Goal of the exercise
Below are the lines to check; count those holding the string "JSON" and give only the number.

Dataset records
.....

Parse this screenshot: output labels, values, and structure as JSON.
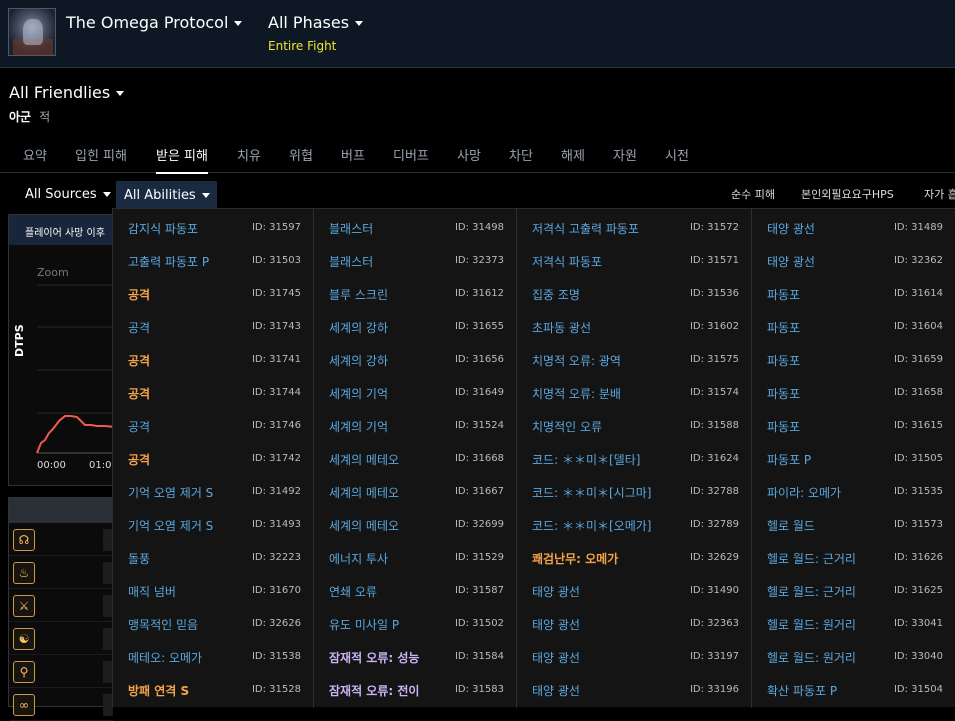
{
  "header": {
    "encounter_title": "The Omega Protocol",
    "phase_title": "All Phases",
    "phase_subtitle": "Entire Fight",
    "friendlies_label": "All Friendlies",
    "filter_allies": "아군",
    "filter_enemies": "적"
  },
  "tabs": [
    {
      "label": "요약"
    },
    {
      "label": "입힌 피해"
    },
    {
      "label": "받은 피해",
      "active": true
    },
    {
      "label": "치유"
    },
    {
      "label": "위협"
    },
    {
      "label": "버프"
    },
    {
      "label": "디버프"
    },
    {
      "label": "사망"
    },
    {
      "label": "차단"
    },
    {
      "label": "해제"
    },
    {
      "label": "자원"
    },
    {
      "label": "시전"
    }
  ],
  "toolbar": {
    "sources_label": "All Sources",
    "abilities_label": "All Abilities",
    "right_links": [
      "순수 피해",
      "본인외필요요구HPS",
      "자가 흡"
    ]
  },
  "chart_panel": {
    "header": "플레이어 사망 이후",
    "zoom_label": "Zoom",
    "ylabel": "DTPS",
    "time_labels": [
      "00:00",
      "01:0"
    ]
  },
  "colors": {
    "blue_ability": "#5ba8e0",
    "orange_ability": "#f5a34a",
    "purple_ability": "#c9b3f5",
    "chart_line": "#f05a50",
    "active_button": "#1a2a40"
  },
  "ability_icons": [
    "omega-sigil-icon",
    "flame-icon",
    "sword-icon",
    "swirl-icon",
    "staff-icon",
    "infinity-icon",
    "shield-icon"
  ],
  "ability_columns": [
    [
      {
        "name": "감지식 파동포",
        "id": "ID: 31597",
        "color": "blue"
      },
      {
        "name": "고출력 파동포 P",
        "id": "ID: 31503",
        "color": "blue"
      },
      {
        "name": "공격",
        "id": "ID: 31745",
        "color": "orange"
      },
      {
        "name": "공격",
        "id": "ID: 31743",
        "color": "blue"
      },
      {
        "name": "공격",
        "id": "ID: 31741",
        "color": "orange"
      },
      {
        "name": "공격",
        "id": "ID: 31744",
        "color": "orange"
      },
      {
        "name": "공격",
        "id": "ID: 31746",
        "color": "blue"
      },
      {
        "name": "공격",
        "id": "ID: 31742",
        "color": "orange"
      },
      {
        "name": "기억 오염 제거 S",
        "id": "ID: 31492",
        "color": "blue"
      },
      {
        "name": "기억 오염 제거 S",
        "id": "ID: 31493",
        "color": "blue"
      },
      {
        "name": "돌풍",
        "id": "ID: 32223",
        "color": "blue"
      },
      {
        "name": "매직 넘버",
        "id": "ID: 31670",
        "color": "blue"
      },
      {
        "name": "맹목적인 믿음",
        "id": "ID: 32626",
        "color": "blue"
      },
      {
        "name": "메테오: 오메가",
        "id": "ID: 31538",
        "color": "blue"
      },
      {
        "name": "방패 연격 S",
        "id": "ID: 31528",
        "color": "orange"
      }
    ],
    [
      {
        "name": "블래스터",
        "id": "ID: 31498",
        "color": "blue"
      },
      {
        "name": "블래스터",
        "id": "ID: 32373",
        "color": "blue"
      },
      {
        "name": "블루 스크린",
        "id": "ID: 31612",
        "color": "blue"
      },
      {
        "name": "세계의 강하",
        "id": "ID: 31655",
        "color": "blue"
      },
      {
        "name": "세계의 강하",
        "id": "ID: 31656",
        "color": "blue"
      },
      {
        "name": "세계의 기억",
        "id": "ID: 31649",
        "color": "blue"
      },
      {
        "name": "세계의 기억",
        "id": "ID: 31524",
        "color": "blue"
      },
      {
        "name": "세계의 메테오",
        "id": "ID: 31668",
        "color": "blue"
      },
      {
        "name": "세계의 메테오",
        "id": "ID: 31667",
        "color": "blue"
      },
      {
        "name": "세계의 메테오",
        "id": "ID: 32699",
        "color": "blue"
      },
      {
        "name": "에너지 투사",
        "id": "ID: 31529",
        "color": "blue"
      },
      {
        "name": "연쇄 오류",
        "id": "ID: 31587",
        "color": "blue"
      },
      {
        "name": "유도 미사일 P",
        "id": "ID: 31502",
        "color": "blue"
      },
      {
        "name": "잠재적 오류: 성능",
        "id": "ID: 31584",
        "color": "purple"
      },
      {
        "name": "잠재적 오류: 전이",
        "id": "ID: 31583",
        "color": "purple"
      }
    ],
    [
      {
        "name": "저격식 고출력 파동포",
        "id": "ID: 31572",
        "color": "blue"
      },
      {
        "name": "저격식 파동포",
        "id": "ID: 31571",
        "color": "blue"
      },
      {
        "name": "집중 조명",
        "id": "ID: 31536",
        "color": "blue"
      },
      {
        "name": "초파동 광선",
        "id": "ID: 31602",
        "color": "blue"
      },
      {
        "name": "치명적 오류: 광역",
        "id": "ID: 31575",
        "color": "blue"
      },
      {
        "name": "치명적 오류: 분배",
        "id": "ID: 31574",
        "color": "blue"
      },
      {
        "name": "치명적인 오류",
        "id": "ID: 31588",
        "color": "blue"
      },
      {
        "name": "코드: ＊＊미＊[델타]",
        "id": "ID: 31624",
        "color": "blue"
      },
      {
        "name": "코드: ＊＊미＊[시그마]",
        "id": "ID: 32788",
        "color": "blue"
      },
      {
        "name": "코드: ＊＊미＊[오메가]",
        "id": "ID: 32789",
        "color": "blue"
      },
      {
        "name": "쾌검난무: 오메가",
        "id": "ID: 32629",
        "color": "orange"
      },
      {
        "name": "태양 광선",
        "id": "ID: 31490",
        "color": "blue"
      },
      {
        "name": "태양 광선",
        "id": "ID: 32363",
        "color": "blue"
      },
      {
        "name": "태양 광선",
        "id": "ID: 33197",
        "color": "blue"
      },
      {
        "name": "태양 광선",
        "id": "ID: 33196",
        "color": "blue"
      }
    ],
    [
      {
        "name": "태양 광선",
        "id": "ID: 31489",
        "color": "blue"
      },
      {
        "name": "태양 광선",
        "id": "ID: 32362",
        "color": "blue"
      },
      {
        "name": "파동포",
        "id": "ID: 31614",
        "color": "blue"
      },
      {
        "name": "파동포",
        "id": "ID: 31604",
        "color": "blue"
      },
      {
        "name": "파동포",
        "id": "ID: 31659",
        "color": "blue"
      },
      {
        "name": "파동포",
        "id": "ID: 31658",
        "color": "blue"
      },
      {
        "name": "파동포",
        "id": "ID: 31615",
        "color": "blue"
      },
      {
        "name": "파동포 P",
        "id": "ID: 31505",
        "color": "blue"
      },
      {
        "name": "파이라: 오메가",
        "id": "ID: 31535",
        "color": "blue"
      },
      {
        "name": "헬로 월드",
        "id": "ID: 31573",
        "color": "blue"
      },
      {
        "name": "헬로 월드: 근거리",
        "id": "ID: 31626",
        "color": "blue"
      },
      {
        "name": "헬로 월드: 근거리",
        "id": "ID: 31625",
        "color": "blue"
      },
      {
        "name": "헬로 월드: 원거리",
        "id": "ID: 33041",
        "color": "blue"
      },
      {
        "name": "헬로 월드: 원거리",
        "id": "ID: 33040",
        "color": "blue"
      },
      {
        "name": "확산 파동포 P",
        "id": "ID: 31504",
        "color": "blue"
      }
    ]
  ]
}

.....

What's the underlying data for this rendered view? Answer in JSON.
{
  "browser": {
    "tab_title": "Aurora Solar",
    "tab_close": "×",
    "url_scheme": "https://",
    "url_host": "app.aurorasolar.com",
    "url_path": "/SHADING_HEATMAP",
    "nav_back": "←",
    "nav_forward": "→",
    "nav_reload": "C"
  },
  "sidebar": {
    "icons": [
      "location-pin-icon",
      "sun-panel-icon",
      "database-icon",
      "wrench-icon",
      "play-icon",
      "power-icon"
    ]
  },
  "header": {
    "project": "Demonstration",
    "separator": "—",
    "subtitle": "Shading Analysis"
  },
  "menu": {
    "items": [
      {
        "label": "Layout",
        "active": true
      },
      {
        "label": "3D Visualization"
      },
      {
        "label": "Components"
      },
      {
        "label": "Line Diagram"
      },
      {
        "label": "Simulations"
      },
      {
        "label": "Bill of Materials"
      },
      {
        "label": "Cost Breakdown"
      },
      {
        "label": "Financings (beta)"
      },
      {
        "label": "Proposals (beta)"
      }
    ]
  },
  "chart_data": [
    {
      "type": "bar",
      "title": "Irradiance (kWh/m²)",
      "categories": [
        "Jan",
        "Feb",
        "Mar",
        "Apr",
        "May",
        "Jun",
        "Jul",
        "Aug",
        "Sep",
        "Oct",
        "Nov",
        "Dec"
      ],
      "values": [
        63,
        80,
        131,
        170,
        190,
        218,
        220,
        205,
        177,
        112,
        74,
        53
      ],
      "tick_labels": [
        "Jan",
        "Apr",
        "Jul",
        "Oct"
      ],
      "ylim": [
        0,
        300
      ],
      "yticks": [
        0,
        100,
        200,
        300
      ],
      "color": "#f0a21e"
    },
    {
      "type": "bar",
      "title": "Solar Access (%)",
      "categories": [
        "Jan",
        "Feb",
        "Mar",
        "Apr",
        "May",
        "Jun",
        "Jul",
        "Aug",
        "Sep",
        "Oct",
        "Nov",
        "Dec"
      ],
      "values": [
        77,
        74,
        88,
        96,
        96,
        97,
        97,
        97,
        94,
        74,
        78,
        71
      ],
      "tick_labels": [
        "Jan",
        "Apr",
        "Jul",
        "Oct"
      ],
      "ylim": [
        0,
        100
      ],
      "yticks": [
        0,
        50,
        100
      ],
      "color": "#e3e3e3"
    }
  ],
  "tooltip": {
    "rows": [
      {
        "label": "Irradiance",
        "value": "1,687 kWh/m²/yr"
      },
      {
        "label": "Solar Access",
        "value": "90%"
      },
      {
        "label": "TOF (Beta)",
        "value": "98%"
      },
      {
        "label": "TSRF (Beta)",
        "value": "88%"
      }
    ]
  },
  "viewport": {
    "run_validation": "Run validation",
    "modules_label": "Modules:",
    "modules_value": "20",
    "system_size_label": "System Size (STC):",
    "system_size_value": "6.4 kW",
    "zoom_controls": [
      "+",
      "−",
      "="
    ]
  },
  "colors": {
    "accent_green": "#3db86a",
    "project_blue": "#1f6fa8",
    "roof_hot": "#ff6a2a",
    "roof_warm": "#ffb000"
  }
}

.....

Reply to the exercise
2